Thankfulness refers to verbal expressions of gratitude. Grove.
However different and variable the ideas of pleasure may be among nations and individuals, it still remains a fact, that a certain number of persons in all civilized states, whether distinguished by birth, or rank, or fortune, or talents, as they have nearly the same education, so they form nearly the same ideas of pleasure. But to possess it, a man must give his chief application to the state of his mind; and, notwithstanding all his efforts, it is of uncertain duration. Pleasure is the sunshine of life; we enjoy it frequently at great intervals; and it is therefore necessary to know how to use it. All the productions of art perish; the largest fortunes are dissipated; rank, honour, and dignity pass away, like a fleeting shadow; the memory is impaired; all the faculties of the soul are extinguished; the body sinks under the infirmities of old age; and scarcely has one reached the boundaries of happiness marked out by his imagination, when he must give place to another, and renounce all bis pleasures, all his hopes, all his illusions, the fugitive images of which had given happiness to the mind.
Pleasure, we all agree, is man's chief good,
Give pleasure's name to nought, but what has pass'd
And doubly to be prized, as it promotes
Our future, while it forms our present joy.
Some joys the future overcast; and some
That oracle will put all doubt to flight.
Be good: and let Heaven answer for the rest.
The pleasures of the world, which we are all so prone to dote upon, and the powers of fallen reason, which some are so apt to idolize, are not only vain, but treacherous; not only a painted flame, like these sparkling animals; but much like those unctuous exhalations, which arise from the marshy ground, and often dance before the eyes of the benighted wayfaring man. Kindled into a sort of fire, they personate a guide, and seem to offer their service; but, blazing with delusive light, mislead their follower into hidden pits, headlong precipices, and unfathomable gulfs-where, far from his beloved friends, far from all hopes of succour, the unhappy wanderer is swallowed up and lost.
Shew, smiling fair one, shew the flowery road
Or, in a bark, skim'st thou the boisterous deep,
North, south, east, west, the happy clime, oh name,
No place so distant, but I'd follow thee.
The search is vain; for Pleasure's no where found,
When our own native land we hate,
In vain we change, in vain we fly;
Or ride upon the feather'd wind,
Attendance at her lady's side.
Would you see their picture drawn to the very life, and the success of their schemes.calculated with the utmost exactness? Cast your eye upon that fine representation exhibited by the prophet:"It shall be even as when a hungry man dreameth, and behold, he eateth; but he awaketh, and his soul is empty: or as when a thirsty man dreameth, behold, he drinketh; and behold, he is faint, and his soul hath appetite." (Isa. xxix. 8.) Such is the race, and such the prize, of all those candidates for pleasure, who run wide of the mark of the high-calling of God, in Christ Jesus. They live in vanity, and die in woe. Hervey.

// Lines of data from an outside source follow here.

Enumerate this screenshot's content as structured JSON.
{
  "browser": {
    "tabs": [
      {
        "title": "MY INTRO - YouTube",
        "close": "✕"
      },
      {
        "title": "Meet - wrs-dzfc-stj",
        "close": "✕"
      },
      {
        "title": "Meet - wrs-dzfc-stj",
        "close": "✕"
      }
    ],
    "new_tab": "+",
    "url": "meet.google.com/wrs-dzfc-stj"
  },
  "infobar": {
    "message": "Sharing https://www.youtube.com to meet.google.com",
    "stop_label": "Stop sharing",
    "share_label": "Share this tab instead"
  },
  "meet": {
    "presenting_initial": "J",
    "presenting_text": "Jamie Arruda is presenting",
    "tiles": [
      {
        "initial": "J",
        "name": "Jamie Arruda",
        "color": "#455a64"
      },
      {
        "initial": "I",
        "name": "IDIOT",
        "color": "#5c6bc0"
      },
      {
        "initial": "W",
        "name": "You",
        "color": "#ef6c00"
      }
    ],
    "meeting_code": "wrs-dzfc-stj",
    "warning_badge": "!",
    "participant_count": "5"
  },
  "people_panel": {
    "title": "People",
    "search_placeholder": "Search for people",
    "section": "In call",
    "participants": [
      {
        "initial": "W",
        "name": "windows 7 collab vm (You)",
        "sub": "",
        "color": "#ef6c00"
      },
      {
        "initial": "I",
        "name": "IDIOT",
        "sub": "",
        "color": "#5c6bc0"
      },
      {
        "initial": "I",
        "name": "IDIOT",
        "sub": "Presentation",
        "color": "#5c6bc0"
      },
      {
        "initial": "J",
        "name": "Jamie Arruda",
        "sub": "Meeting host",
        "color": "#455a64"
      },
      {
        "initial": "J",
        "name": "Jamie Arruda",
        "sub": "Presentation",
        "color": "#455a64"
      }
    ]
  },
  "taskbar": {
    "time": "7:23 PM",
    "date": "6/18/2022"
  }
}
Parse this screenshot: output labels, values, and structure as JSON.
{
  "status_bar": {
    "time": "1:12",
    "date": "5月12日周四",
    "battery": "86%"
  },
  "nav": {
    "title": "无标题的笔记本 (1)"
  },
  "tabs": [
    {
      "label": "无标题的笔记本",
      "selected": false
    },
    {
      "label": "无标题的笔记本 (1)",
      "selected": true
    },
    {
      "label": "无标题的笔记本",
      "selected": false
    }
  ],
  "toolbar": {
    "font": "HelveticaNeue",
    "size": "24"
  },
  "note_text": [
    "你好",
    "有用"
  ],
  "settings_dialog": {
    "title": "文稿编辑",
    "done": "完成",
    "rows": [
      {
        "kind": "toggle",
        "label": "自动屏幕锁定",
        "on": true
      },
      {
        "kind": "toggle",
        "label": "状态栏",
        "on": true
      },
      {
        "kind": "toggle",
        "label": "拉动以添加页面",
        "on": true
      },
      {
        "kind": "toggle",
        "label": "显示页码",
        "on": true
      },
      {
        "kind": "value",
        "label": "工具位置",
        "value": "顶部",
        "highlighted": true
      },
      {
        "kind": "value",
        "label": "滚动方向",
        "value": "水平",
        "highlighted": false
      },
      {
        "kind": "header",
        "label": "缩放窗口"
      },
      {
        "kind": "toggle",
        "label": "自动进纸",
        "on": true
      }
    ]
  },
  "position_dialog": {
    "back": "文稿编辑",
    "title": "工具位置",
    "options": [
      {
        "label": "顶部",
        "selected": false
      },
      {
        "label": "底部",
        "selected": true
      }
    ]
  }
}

Pleasures abroad the sport of nature yields;
Patron of pleasure! Doter on delight!
I wrong her still-I rate her worth too low;
Happy the man, of mortals happiest he,
But to himself, and to his God alone.
"Not that I speak in respect of want; for I have learned, in whatsoever state I am, therewith to be content."
O sweetness of content! seraphic joy!
LANSDOWNE. Contentment is a disposition of mind in which our desires are confined to what we enjoy, without murmuring at our lot, or wishing ardently for more. It stands in opposition to envy: (James iii, 16.) to avarice: (Heb. xiii, 5.) to pride and ambition: (Prov. xiii. 10.) to anxiety of mind: (Matt. vi. 25. 34.) to murmurings and repinings: (1 Cor. x. 10.) Contentment does not imply unconcern about our welfare, or that we should not have a sense of any thing uneasy or distressing; nor does it give any countenance to idleness, or prevent diligent endeavours to improve our circumstances. It implies, however, that our desires of worldly good be moderate; that we do not
indulge in unnecessary care, or use unlawful efforts to better our-
Happy the man with little blest,
Which soft content does best adorn,
He is not the poor man that hath but little, but he that would have more; nor is he the rich man that hath much, but be that is content with what he hath. If you pray for your daily bread, be not such hypocrites as by the bent of your desires to cross your prayers. Baxter.
Is not every one, by nature, discontent with his present lot in the world, or with some one thing or other in it? This also was Adam's case. (Gen. iii. 5, 6.) Some one thing is always missing; so that man is a creature given to changes. And if any doubt of this, let them look over all their enjoyments, and, after a review of them, listen to their own hearts, and they will hear a secret murmuring for want of something, though, perhaps, if they considered the